The school leaders I speak to are fully aware that too much pressure can create unhealthy levels of stress in teachers and students alike. On the other hand, there is an accountability regime that means that small changes in performance can create large, and very public, declines in league table positions.
One of the problems here is the short-term nature of responses to performance pressure. An intense burst of activity for groups of students at risk of under-performing can absolutely make a difference to that year’s results. But if this leads to students who are put off education from that moment onwards, or teachers who leave the profession, this can’t be sustainable.
Perhaps this is one aspect where schools can learn from painful lessons in other sectors in the past. In business, analogously, it is quite easy to produce a short-term profit, if that’s all you want to do. You could cut back on investment in infrastructure, push your workers to work harder and for longer, cut back on pay and provide an inferior service to customers.
This would increase profit — but only for a short time. In a year or two, staff would leave, and so would customers and investors. We need to be careful that pressure for results today doesn’t lead to an unsustainable education system tomorrow.
Leading business thinkers realised several decades ago that a purely financial perspective, which may have been adequate for an industrial age, was not sufficient for the information age, and the ‘balanced business scorecard‘ was created. As the name implies, this approach sets profits alongside some balancing measures such as staff development, infrastructure, and customer satisfaction.

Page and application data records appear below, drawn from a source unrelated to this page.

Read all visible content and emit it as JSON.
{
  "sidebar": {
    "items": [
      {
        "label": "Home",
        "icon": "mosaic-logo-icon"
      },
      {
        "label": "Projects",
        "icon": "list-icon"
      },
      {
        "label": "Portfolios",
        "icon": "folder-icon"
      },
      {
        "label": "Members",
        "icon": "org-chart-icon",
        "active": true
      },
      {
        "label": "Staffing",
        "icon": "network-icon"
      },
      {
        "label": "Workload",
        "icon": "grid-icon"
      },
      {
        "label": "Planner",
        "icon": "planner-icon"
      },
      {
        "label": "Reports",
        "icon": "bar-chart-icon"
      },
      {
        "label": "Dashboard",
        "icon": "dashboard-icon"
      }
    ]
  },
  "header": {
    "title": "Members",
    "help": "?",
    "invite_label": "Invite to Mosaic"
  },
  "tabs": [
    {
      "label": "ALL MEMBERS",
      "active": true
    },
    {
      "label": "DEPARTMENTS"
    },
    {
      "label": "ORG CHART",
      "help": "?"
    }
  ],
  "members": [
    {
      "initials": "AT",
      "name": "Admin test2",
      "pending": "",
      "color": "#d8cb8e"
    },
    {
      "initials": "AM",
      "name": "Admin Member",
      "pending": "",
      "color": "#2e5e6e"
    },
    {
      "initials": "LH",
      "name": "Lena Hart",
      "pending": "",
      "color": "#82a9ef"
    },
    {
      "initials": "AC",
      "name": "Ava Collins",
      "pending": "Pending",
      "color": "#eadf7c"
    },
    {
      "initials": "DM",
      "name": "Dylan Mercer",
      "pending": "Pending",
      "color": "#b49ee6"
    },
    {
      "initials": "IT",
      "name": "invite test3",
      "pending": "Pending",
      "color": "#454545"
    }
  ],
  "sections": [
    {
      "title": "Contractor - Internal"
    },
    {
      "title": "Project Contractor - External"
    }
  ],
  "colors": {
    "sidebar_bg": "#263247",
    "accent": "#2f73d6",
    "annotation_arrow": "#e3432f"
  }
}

The balanced business scorecard is not just a reporting measure, but a way of rethinking an organisation’s vision and planning. It is believed that 50% of large US firms have adopted this approach.
Turning this idea back to schools, it seems that some of this thinking is already around. In Dubai, the Knowledge and Human Development Authority has taken the bold step of focusing on ‘happiness’ measures in support of its regulation of private school. In an almost as sunny place — Wakefield — Outwood Grange Academy Trust’s dashboard measures not only student attainment and school finances, but also the ‘wellbeing’ of teachers and students.
Now we hit another dilemma, this time for government. By focusing on Attainment/Progress 8 (at GCSE level), the Department for Education has at least introduced a more balanced approach to student performance. But if DfE announced it was introducing other measures for school performance — let’s say, teacher engagement, or student well-being, this could understandably feel like even more accountability for school leaders.
One way forward could be to develop new frameworks for assessing performance of multi-academy trusts. As noted above, some trusts are already moving towards producing a more balanced set of measures for their own governance.
There are quite a few ways the balanced scorecard measures could be created and reported on, and further ways in which accountability could be attached to them. A good next step would be a pilot involving those academy trusts that want to explore this idea.
It’s right that we want every child to receive the very best education, but we need to be careful that pressure for results today doesn’t lead to an unsustainable education system tomorrow.
Teachers and school leaders need to feel ownership of their workload, so they are invigorated, not drained by it. For this to happen, we need the government to support sustainable working practices. A balanced reporting approach could be a way to achieve this.